Given data.
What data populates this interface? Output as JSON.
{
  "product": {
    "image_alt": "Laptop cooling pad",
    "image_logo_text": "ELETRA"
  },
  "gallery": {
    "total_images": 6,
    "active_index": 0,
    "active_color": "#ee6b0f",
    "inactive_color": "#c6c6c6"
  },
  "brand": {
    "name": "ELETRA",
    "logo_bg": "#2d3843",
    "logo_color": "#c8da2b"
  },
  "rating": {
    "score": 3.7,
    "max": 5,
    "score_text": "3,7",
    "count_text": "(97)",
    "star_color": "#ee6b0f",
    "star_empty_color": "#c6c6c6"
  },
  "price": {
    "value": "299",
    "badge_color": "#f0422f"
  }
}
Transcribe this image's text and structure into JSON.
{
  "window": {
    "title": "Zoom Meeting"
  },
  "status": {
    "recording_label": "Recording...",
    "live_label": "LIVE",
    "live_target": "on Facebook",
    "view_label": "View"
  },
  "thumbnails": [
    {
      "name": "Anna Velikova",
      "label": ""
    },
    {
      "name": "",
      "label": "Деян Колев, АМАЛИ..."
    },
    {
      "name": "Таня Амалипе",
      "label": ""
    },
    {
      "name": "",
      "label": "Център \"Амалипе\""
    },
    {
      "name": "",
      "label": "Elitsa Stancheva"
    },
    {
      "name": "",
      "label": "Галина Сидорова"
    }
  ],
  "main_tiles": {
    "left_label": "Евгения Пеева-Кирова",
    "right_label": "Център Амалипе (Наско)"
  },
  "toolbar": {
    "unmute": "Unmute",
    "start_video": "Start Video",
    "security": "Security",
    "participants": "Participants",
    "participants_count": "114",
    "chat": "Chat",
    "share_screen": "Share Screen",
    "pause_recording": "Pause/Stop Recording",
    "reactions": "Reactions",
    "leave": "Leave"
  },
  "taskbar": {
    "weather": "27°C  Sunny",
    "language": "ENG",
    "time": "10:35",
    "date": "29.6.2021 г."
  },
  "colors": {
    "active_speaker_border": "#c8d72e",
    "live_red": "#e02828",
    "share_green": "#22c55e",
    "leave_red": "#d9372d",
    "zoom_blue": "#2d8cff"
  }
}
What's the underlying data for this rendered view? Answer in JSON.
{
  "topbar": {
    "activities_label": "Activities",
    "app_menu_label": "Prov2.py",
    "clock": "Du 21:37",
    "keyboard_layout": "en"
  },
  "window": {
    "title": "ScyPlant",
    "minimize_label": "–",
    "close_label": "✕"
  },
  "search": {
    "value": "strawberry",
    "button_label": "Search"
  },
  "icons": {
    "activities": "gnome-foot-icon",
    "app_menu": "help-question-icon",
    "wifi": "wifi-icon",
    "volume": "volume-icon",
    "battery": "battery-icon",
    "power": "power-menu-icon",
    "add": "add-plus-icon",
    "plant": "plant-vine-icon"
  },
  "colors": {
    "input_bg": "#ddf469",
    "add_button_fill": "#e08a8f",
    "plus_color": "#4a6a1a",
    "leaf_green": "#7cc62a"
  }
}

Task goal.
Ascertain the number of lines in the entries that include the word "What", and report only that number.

Solved exercise.
2